This area is a strip of high-canopy forest on the edge of the Nandi escarpment, above and immediately east of Kakamega forest (IBA KE058). North Nandi stretches for more than 30 km north to south and is 3–5 km wide for most of its length. Drainage is mainly eastwards into the Kigwal and Kimondi river systems, which flow through the South Nandi forest (KE055) and westwards into the Yala river and Lake Victoria. Biogeographically, North Nandi is transitional between the lowland forests of West and Central Africa (the easternmost outlier of which is Kakamega) and the montane forests of the central Kenya highlands. It is higher in altitude than Kakamega and the vegetation is floristically less diverse. Common trees include Diospyros abyssinica, Croton macrostachyus, Syzgium guineense and Celtis africana, with a denseundergrowth of Acanthus and Brillantaisia. Rainfall is c.1,500 mm annually, and the well-drained, friable soils are moderately fertile. North Nandi was first gazetted in 1936 as a Trust Forest covering 11,850 ha. In 1968 the North Nandi Nature Reserve was established, amounting to 3,434 ha. Since gazettement, a total of 1,343 ha have been excised, including part of the nature reserve. An additional 410 ha has been converted to Nyayo Tea Zone. Of the present gazetted forest area (10,500 ha), c.8,000 ha is indigenous, closed-canopy forest, the remainder consisting of cultivation, scrub, grassland, plantations and tea. All areas outside the nature reserve were originally slated for conversion to plantation forest, but this has not taken place.

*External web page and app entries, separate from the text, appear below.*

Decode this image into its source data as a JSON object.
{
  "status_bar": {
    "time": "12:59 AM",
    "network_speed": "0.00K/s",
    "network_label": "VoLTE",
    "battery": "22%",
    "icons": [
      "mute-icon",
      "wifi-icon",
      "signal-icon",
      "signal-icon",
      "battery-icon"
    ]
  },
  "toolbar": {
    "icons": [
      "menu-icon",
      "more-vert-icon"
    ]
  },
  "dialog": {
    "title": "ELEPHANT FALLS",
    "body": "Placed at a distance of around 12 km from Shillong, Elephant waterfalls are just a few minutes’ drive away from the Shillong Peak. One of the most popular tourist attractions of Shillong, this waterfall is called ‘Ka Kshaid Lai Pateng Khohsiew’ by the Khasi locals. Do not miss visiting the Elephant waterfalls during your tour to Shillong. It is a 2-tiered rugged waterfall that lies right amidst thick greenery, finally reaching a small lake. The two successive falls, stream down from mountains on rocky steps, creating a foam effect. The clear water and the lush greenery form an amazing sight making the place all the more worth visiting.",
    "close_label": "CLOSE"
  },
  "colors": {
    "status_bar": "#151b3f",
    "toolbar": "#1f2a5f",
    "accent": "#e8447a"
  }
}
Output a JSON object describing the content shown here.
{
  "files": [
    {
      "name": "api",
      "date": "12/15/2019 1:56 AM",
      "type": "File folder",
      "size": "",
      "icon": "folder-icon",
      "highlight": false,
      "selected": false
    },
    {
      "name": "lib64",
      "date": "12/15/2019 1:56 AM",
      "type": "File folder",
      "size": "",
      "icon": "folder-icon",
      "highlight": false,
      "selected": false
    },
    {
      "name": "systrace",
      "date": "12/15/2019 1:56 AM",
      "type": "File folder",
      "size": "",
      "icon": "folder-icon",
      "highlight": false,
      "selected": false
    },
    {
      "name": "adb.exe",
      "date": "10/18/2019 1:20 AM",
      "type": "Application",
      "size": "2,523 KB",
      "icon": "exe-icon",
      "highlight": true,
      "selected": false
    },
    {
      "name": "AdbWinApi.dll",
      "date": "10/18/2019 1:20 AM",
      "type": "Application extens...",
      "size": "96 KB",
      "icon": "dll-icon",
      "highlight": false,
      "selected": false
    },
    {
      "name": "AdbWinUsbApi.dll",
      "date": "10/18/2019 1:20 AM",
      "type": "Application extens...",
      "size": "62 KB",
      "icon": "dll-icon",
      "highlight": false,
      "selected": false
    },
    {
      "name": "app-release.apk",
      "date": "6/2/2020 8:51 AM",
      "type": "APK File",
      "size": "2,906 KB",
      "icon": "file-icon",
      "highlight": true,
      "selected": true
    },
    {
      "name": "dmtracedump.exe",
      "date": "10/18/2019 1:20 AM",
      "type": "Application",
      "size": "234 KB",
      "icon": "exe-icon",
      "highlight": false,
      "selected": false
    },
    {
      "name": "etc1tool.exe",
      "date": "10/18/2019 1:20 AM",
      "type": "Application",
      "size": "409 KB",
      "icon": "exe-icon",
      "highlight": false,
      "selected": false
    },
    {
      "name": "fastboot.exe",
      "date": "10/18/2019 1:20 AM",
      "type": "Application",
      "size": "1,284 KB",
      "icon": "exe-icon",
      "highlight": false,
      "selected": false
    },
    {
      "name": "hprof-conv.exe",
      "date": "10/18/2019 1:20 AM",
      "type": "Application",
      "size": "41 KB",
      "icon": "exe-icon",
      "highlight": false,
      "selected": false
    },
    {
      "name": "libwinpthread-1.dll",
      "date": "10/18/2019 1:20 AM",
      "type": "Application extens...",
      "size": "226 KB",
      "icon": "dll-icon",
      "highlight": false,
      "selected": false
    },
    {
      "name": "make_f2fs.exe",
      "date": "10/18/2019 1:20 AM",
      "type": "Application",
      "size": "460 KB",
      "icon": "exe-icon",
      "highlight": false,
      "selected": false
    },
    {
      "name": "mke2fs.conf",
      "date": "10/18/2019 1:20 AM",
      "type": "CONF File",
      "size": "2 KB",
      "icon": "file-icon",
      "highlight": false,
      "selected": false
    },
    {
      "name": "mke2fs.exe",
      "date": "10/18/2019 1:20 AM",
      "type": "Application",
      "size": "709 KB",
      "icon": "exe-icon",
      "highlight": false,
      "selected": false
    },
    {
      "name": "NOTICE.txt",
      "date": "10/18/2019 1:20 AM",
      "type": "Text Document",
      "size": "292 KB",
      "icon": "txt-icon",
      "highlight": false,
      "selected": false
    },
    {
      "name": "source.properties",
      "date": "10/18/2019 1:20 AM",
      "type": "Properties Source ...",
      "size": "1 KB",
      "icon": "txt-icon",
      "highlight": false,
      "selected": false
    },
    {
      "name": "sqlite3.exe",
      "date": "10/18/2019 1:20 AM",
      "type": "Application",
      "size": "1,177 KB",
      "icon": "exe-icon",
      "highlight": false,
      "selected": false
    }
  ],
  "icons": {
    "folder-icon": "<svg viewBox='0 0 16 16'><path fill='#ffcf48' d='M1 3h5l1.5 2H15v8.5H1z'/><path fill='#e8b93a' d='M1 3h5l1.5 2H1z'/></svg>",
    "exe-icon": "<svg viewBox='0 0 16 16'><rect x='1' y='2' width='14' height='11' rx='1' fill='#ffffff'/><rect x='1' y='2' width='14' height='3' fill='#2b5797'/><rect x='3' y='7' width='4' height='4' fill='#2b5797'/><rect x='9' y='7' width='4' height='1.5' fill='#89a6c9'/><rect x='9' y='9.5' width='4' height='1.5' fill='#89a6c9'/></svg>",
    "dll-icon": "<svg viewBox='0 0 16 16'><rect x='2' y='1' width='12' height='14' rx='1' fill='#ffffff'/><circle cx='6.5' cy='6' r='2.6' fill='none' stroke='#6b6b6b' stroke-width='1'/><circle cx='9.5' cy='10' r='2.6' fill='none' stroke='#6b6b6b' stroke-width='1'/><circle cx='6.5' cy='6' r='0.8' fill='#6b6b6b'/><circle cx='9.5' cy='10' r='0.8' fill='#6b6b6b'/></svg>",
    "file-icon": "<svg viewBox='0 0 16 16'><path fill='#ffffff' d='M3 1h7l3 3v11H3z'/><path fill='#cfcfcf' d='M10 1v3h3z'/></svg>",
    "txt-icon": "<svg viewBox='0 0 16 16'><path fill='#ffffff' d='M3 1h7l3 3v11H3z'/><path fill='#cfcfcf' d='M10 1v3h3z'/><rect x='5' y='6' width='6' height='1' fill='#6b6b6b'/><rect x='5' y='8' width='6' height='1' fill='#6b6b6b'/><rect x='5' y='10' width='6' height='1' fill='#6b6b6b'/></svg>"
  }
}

See Box and Tables 2 and 3 for key species. The forest belongs to the Kakamega and Nandi forests Secondary Area of endemism, defined by the presence of the globally threatened, restricted-range Muscicapa lendu (a scarce resident). The avifauna is similar to that of Kakamega forest, being a mixture of species characteristic of two biomes: the Guinea–Congo Forests and Afrotropical Highlands biomes (34 out of 70 species in this latter biome are present). Around 160 species in all are recorded. North Nandi is less rich in species than Kakamega and its bird communities have a larger montane element. There have been no recent surveys here and the present status of North Nandi’s rare birds, including Muscicapa lendu, is unknown. Regionally-threatened species include Bostrychia olivacea (possibly locally extinct), Stephanoaetus coronatus (resident in small numbers), Glaucidium tephronotum (uncommon), Indicator conirostris (local and uncommon), Indicator exilis (local and uncommon), Kakamega poliothorax (scarce), Hyliota australis (uncommon) and Dyaphorophyia concreta (uncommon).
Non-bird biodiversity: None known to BirdLife International.
Pressure/threats to key biodiversity
North Nandi is an unusual and important forest. It contains many bird species that have very limited ranges in Kenya: a number occur only here and in Kakamega. Conversion of the forest to plantations, as originally envisaged, has fortunately not taken place. However, the forest remains a relatively narrow strip, under severe pressure from illegal timber extraction, charcoal burning, forest grazing of livestock, and unsustainable removal of forest products (firewood, honey and medicinal plants). There appears to have been no special protection of the nature reserve. Much encroachment and clearance has taken place on the western edge of the forest, especially since 1982. Because the forest boundaries are unclear this has been difficult for Forest Department staff to control. The forest’s shape, with a high perimeter-to-area ratio, means that edge effects are likely to be substantial. The Forestry Department is inadequately equipped to protect and manage the reserve, and its capacity urgently needs to be increased. Biological surveys were carried out here in the 1970s but there is little up-to-date information on the avifauna. The status and habitat requirements of Muscicapa lendu in particular need to be assessed.